It is clear that the Arizona law was conceived as a response to the Tuscon Chicano studies program, as you can see from the video. Horne states that Latinos were being taught that they were oppressed by white people, and that’s a “downer”. Yes, he actually said oppression was a downer. America should be portrayed as the “land of opportunity”, with none of these downer subjects mixed in to distract from how great it is. Basically, Arizona and those who agree with their recently passed laws are reading from the colonization playbook. Latinos must speak English, no publicly speaking Spanish because YOU’RE IN AMERICA NOW, JACK! No learning about the varied history of Latino nationalities and no solidarity with their ethnic group because that might promote the overthrow of the U.S. government. And definitely don’t be a downer and let them know they’re being oppressed. Because once you know the name of the problem, you might want to fix it, and we can’t have that. Again, slaves can’t know they’re slaves.
So since we can’t have ethnic studies because the classes are designed for single ethnic groups (although as Horne admits, any student can enroll in the classes), surely Horne will fight to have the curriculum taught in the Tuscon ethnic studies classes integrated (for lack of a better word) into mainstream U.S. history courses, right? Somehow I doubt it. As with the immigration law, I can imagine that some states will follow suit in attempting to ban ethnic studies. Because the way to control a population and force their assimilation into the mainstream is to insure that they “forget” their heritage. Systematically stripping an ethnic group of their traditions, customs, language and history is the tranquilizer dart of the oppressor. An oppressed group that does not recognize the nature of their oppression lacks the basic tools to fight it.

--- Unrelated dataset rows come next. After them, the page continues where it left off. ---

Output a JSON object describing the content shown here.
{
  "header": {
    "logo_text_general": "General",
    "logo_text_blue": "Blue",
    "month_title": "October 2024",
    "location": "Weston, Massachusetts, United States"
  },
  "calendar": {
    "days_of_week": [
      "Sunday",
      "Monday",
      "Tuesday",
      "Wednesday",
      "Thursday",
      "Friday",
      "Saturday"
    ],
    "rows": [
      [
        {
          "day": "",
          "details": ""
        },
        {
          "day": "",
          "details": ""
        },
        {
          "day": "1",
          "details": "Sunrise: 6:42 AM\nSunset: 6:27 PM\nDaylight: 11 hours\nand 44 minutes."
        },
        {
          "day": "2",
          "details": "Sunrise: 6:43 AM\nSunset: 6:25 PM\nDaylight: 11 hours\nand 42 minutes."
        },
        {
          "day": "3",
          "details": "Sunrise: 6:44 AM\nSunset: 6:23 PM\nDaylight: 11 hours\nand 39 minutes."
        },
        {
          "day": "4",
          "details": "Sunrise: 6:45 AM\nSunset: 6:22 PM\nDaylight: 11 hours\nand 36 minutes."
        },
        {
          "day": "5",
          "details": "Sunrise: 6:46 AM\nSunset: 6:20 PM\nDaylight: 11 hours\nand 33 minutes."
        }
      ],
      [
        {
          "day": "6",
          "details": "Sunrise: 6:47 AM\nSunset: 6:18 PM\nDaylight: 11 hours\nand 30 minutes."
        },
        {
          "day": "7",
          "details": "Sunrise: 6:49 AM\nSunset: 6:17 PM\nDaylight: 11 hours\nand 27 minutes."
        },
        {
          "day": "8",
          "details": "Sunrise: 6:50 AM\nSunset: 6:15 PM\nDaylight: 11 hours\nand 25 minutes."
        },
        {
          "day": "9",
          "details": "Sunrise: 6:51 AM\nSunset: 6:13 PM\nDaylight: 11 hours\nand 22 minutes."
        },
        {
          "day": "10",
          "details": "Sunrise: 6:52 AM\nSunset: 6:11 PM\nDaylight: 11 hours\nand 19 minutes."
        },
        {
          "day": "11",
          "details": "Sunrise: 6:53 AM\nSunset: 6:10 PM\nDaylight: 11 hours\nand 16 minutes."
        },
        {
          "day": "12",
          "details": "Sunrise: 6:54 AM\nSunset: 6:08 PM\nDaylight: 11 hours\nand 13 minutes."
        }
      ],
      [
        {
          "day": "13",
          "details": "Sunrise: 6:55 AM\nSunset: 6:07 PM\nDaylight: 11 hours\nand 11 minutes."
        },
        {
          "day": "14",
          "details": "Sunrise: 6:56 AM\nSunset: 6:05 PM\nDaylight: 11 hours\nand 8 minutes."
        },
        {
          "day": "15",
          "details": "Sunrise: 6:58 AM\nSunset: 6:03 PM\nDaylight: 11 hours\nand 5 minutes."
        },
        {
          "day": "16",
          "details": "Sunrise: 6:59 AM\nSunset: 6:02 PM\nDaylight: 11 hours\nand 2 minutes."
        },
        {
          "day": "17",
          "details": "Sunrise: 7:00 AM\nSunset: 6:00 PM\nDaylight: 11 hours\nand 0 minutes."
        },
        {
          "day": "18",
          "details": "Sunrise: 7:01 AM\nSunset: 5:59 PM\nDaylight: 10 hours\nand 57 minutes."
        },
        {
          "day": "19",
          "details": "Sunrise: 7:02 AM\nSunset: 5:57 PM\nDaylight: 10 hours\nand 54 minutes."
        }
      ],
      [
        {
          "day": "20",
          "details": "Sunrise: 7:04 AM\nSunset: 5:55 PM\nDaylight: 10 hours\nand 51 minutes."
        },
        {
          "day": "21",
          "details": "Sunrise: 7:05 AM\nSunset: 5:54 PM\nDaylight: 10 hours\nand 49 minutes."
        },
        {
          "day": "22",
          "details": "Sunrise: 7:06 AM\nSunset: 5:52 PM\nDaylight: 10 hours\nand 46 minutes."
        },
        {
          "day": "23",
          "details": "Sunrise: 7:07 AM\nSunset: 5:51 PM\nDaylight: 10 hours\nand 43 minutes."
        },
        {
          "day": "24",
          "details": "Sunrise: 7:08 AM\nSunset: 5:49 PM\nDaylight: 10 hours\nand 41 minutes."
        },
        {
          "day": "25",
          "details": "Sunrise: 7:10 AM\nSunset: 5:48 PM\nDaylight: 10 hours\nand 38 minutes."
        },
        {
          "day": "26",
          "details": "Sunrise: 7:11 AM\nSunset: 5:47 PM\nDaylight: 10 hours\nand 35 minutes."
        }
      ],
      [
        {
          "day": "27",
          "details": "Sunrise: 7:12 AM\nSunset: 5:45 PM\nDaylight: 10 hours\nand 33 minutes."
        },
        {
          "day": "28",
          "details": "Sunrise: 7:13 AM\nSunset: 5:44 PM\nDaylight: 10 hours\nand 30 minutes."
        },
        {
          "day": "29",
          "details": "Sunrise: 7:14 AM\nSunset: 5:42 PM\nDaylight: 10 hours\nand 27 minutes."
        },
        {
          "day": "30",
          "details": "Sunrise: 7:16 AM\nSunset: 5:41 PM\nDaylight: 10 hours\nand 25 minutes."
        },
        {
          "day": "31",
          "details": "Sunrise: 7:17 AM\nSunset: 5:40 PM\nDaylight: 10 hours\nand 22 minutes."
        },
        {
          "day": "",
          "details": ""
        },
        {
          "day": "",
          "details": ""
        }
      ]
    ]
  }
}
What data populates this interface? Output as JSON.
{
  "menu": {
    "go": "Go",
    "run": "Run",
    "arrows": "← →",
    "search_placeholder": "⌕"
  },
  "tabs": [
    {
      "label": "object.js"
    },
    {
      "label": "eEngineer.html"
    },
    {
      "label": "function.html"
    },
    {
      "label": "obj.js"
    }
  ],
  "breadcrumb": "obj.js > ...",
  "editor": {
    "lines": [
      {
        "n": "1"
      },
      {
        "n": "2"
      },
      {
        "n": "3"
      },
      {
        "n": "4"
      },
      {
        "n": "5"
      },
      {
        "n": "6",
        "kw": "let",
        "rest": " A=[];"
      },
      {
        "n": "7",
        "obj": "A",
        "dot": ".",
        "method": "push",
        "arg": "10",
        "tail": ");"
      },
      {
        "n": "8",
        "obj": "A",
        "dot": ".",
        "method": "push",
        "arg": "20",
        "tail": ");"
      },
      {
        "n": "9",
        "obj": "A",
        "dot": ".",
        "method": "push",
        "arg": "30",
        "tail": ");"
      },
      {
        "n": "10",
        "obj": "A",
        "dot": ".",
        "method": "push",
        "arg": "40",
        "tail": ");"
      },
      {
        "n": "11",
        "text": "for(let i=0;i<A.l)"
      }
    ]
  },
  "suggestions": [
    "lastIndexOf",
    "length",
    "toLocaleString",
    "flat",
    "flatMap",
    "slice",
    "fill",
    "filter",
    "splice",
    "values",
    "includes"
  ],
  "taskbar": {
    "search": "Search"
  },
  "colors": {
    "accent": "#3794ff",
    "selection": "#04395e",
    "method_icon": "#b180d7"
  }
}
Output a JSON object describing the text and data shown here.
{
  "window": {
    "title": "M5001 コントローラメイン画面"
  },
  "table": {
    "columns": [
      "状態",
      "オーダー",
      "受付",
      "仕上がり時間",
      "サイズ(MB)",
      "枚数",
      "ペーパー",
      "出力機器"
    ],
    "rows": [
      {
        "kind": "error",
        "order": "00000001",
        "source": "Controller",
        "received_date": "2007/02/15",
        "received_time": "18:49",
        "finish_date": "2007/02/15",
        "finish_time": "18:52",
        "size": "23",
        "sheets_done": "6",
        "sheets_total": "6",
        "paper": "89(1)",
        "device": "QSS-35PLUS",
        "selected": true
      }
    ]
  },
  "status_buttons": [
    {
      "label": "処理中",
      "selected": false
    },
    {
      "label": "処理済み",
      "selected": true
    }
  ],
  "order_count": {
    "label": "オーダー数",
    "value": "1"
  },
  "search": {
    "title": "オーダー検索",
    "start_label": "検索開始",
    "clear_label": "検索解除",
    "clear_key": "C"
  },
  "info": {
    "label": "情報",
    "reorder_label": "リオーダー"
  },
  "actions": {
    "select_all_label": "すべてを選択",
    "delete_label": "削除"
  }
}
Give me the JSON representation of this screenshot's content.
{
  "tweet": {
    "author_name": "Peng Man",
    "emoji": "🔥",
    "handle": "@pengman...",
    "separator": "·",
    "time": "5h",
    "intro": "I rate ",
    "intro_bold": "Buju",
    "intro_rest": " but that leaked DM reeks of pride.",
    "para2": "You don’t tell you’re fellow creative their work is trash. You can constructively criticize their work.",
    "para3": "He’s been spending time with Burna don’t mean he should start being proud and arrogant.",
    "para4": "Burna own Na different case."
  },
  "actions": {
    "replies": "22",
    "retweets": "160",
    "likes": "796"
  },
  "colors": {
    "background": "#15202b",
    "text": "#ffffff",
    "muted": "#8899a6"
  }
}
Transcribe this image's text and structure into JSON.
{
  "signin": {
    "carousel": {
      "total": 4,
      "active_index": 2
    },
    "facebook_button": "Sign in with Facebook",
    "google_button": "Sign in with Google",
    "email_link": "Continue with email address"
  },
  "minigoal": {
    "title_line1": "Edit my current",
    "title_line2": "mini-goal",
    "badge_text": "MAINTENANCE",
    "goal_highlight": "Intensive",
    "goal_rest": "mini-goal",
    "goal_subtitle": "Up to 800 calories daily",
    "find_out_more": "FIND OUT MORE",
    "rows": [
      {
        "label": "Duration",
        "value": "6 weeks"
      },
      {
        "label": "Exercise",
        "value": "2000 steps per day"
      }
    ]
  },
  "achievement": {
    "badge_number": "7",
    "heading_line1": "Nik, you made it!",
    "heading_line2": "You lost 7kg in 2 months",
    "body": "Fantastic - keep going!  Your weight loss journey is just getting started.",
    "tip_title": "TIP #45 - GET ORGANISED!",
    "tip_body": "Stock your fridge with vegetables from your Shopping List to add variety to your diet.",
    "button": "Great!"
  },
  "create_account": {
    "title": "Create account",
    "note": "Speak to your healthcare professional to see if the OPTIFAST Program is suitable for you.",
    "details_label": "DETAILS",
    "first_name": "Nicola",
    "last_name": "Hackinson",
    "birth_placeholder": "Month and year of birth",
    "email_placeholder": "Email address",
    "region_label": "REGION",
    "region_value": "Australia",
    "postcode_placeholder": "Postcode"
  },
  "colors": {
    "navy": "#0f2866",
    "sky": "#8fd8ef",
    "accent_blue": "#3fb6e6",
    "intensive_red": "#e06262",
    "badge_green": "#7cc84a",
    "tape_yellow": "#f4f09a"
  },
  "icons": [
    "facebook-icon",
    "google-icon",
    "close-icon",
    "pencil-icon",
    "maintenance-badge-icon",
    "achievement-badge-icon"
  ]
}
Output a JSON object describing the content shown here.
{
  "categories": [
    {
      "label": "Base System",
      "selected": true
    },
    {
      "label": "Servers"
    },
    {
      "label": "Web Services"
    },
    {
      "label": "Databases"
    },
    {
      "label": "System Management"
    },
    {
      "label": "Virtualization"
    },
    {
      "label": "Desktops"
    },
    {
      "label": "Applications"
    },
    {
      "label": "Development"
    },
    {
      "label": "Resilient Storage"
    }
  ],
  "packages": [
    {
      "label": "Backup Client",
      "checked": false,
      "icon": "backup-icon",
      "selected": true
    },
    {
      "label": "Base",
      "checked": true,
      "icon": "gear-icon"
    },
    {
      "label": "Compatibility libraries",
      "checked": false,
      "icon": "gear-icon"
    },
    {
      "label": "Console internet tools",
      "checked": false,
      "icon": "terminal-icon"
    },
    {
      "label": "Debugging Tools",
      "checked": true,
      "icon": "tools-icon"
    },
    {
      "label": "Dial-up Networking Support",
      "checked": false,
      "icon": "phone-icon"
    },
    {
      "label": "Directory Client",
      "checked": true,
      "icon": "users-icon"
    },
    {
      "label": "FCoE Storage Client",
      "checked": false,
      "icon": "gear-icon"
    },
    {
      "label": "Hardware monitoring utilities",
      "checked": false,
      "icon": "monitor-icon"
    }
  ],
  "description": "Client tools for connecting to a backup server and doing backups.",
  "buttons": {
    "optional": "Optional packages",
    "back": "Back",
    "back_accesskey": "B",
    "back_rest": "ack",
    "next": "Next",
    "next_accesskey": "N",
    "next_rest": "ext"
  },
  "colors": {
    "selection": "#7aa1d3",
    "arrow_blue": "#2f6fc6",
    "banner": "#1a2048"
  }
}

This mentality that the U.S. is “ours” (and by “ours” I mean white, straight, cis, able-bodied and male) and we must jealously guard it from people of color trying to wrest it from our grasp is what got us in this position. If America truly is the land of opportunity (a moniker which makes me vomit a little in my own mouth), children of color should have the opportunity to learn about their heritage. Erasing their knowledge of their culture in order to assimilate them is unfortunately a common theme in U.S. history. Racism and prejudice are proliferating unchecked in our society right now, especially towards Latinos and Arab-Americans. Yet so many white public figures and ordinary citizens see us as being in a “post-racial” period, what with there being a Negro in the White House. This is just another reminder that our racial demons are alive and well, and don’t appear to be leaving us any time soon.